Continued Conflict Threatens Population's Access to Food in Nigeria

The Nigerian Minister of Health has declared a "nutrition emergency" in northeast Nigeria as conflict continues to limit access to food, water, and health services, according to an alert from FEWS Net. 

Conflict between the Nigerian Armed Forces and the group Boko Haram has been ongoing since 2012, with fighting concentrated in the northeast region and around Lake Chad, particularly in Borno State. The conflict has had significant impact on livelihoods, markets, and humanitarian responses in the region and has severely limited access to food for both resident populations and displaced populations. The declining value of the Nigerian Naira has further complicated the situation, creating high staple food prices even in areas where households have better market access.  

In March 2016, the Cadre Harmonisé (the food security classification protocol used in West Africa, similar to and in line with the globally accepted Integrated Food Security Phase Classification (IPC)) estimated that more than 3 million people were in Crisis (Phase 3)-level food insecurity or higher and needed urgent humanitarian aid. Five rapid assessment missions conducted by the Government of Nigeria, WFP, IOM, joint UN, and MSF in June in the town of Bama, which is currently home to a large population of displaced people, confirmed visible malnutrition among both adults and children, extremely scarce food and water, very limited health services, and a lack of functioning markets. High mortality levels, primarily from malnutrition and diarrhea, were also found in the area.

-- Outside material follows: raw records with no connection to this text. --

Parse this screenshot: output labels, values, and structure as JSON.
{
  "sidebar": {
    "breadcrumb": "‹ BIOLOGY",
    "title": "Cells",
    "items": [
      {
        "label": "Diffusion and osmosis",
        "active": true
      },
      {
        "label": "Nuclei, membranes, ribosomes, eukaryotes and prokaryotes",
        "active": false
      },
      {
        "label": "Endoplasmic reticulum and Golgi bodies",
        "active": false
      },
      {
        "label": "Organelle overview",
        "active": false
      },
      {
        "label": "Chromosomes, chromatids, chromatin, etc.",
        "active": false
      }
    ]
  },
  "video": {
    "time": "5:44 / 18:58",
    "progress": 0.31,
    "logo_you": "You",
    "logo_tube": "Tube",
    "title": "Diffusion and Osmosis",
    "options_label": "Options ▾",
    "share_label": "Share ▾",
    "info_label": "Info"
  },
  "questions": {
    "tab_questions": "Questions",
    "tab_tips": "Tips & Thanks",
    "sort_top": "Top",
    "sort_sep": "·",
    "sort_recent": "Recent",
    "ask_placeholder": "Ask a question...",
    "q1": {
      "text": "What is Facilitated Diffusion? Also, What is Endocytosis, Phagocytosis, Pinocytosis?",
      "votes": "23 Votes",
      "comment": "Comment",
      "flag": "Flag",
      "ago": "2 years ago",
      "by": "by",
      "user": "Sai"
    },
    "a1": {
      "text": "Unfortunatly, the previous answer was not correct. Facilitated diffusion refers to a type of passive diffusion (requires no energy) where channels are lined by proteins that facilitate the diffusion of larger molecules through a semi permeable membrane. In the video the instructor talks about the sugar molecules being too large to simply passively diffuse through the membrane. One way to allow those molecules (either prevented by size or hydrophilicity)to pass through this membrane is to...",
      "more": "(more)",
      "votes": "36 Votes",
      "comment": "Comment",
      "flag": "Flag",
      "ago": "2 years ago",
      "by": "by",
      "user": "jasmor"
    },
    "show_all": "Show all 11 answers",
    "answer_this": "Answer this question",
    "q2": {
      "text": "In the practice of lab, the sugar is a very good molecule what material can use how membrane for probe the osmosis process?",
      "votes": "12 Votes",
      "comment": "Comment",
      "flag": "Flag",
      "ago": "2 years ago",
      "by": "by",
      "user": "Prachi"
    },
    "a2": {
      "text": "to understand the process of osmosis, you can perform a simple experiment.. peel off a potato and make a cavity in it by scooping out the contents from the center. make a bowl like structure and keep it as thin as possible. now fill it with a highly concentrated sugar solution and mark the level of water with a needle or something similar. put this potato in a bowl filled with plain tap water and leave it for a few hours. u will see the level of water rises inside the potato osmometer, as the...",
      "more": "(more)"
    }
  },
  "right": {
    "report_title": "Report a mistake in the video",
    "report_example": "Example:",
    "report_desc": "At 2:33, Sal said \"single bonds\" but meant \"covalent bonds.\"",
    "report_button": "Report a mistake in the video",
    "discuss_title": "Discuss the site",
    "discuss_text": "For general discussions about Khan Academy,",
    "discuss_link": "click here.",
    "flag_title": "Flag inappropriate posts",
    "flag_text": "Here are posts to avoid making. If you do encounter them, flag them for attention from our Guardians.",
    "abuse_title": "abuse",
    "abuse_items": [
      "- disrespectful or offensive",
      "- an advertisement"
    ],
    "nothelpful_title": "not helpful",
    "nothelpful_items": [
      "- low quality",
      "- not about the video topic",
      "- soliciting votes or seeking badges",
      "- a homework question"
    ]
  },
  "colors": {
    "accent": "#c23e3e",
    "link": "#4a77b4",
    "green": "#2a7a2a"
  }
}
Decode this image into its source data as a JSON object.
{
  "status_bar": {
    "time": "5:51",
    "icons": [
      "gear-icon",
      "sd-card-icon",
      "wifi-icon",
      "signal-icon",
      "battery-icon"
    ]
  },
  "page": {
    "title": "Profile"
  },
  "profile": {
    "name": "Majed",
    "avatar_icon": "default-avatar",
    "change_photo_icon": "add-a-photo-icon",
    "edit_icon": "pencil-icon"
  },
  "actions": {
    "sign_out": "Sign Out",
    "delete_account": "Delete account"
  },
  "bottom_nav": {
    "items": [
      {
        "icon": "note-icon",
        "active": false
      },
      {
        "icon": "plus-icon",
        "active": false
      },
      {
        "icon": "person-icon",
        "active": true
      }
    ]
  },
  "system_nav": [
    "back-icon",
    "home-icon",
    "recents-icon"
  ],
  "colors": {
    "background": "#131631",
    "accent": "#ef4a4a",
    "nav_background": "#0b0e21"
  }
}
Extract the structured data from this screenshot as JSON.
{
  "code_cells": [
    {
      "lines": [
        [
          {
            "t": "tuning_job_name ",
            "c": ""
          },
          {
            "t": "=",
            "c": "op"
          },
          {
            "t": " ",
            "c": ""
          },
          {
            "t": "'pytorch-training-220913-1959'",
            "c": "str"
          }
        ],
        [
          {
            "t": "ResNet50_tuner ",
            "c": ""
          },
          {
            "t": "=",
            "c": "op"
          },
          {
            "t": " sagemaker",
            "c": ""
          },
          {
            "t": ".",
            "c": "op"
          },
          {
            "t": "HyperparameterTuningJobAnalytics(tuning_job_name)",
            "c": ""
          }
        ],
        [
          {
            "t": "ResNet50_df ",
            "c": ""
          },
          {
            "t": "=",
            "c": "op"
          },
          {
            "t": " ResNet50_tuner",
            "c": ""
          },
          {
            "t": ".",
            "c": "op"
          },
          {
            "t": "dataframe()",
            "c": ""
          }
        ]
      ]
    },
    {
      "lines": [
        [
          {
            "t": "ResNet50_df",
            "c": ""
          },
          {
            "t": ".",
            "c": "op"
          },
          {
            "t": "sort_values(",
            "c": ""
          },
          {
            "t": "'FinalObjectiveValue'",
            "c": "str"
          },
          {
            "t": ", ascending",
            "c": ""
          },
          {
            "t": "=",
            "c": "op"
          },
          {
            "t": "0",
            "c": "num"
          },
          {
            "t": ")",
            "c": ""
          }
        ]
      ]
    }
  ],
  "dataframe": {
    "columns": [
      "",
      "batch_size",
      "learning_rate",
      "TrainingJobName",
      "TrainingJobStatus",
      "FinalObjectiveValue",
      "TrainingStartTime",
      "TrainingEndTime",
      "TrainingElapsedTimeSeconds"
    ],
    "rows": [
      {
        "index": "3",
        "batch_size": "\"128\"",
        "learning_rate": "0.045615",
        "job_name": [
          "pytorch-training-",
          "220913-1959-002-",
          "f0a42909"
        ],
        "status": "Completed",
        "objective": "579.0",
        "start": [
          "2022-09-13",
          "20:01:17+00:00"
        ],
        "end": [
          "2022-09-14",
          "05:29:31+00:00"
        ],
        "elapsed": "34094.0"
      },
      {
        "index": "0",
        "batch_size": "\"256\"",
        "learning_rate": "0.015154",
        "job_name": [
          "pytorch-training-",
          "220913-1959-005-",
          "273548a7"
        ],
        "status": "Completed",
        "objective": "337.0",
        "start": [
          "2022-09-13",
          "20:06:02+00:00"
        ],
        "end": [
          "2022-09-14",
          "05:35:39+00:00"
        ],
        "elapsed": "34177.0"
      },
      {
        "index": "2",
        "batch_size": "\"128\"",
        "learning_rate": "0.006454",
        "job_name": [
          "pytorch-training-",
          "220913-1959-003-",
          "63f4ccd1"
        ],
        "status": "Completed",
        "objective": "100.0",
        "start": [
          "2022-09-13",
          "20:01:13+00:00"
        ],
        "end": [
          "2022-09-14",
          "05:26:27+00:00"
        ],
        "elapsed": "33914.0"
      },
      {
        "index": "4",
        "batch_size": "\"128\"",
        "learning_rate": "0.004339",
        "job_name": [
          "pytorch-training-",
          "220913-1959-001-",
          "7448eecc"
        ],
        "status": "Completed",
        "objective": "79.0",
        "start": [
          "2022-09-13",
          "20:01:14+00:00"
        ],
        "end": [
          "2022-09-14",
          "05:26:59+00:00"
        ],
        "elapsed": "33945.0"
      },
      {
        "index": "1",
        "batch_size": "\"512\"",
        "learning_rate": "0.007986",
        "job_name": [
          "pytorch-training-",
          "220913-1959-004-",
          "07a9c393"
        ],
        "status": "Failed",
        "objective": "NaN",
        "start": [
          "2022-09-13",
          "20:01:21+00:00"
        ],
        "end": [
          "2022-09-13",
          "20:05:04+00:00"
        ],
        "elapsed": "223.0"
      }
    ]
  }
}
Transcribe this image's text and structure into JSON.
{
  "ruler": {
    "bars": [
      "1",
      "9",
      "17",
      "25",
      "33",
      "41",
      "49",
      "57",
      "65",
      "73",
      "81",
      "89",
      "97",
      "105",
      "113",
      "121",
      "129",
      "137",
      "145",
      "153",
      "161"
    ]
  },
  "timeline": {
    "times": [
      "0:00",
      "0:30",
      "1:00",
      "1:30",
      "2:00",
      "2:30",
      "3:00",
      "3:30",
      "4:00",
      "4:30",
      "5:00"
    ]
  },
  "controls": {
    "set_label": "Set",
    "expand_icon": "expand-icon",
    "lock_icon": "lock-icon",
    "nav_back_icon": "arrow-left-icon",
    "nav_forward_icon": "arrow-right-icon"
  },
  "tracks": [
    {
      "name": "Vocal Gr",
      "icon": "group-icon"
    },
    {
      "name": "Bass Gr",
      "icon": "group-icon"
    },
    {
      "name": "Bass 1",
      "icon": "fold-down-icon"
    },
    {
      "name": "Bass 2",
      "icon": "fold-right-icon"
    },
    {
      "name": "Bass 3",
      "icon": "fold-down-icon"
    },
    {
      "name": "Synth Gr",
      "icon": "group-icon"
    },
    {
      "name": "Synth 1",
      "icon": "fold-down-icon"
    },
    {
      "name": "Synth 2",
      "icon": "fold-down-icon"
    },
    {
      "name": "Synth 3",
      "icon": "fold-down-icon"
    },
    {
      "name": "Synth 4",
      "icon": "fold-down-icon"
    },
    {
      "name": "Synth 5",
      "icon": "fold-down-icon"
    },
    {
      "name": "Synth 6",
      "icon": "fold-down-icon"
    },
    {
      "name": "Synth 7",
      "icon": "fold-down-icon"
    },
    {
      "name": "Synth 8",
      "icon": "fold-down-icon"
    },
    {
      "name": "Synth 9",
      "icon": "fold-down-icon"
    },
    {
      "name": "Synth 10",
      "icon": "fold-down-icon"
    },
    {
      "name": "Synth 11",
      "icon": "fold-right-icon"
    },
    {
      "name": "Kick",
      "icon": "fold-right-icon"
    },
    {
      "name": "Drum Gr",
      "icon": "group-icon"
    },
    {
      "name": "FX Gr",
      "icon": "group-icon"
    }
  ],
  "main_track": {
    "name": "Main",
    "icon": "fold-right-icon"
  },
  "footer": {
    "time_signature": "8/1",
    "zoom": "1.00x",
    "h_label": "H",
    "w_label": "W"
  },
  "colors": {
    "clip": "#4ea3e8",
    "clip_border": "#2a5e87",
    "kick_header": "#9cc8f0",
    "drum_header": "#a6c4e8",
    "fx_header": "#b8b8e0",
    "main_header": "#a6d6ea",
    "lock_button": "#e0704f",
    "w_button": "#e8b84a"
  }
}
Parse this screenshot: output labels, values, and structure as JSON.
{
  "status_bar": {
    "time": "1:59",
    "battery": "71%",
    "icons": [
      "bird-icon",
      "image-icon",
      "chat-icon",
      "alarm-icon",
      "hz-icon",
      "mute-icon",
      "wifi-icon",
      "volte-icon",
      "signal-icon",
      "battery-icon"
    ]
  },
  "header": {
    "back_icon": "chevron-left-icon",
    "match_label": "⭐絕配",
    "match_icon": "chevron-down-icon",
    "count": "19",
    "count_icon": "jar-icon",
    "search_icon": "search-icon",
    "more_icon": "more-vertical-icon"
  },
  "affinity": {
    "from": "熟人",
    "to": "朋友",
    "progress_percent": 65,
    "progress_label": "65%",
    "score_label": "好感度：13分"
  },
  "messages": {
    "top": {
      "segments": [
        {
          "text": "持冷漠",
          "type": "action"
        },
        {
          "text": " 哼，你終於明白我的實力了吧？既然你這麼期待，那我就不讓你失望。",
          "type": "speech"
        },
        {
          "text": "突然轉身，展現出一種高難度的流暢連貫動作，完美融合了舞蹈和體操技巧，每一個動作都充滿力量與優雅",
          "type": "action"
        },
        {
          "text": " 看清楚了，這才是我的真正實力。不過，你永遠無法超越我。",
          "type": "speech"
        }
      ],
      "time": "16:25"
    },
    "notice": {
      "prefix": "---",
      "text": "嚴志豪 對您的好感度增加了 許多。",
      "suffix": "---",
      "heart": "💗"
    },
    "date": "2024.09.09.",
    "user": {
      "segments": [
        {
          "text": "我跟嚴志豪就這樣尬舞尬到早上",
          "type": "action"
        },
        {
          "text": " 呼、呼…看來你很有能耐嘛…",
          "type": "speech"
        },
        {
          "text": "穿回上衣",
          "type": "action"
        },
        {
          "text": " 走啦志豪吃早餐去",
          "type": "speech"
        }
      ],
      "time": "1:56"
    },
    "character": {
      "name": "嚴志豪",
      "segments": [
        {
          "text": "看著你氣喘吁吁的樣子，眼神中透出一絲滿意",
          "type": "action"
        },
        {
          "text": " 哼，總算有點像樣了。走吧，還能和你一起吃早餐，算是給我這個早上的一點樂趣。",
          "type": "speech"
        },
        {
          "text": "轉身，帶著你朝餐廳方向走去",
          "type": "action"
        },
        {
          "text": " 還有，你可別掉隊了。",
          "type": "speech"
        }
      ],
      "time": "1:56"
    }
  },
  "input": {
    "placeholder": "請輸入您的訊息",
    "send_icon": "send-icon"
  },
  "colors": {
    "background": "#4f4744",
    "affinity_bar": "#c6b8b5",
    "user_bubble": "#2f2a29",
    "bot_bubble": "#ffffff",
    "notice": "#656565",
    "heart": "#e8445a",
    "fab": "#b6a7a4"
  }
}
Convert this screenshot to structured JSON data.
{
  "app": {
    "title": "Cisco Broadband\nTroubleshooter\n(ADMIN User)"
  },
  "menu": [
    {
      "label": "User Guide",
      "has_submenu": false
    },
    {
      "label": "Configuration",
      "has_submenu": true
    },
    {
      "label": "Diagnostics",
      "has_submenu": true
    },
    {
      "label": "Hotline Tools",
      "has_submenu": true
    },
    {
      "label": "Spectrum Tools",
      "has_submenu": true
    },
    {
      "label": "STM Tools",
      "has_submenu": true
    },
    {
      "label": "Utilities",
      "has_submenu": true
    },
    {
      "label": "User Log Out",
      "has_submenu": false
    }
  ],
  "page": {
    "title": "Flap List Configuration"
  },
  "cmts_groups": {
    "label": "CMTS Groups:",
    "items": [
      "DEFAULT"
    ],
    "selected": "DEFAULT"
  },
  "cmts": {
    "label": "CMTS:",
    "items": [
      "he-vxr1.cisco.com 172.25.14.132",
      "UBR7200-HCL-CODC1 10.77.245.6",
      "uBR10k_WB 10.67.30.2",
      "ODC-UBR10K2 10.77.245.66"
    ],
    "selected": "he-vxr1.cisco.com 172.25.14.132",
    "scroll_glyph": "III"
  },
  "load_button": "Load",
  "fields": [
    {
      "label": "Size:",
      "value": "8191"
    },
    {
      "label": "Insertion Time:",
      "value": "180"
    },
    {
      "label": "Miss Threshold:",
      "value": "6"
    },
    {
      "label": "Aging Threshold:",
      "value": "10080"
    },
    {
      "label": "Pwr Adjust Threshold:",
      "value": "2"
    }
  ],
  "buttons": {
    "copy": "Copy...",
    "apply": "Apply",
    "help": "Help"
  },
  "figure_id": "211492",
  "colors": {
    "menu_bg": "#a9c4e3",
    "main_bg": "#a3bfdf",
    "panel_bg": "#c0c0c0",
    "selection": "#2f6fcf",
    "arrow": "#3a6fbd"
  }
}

Although information from northeast Nigeria is limited and not statistically representative, the report says that available evidence and the fact that many of the worst affected areas are unreachable by humanitarian aid workers suggests that the region is now in Emergency (Phase 4)-level food insecurity, and that Famine (Phase 5)-level conditions may exist in the worst affected areas. Thus, humanitarian aid for both resident populations and displaced populations should be ramped up, particularly for the provision of food, health and nutrition services, and WASH assistance. Livelihood assistance will also be required to help populations rebuild and regain market access. Finally, the situation requires continued collection of food security-, nutrition-, and mortality-related data in order for national and global olicymakers to understand the extent and severity of food insecurity in the country.

By: Sara Gustafson

Photo credit:Flickr: Conflict & Development at Texas A&M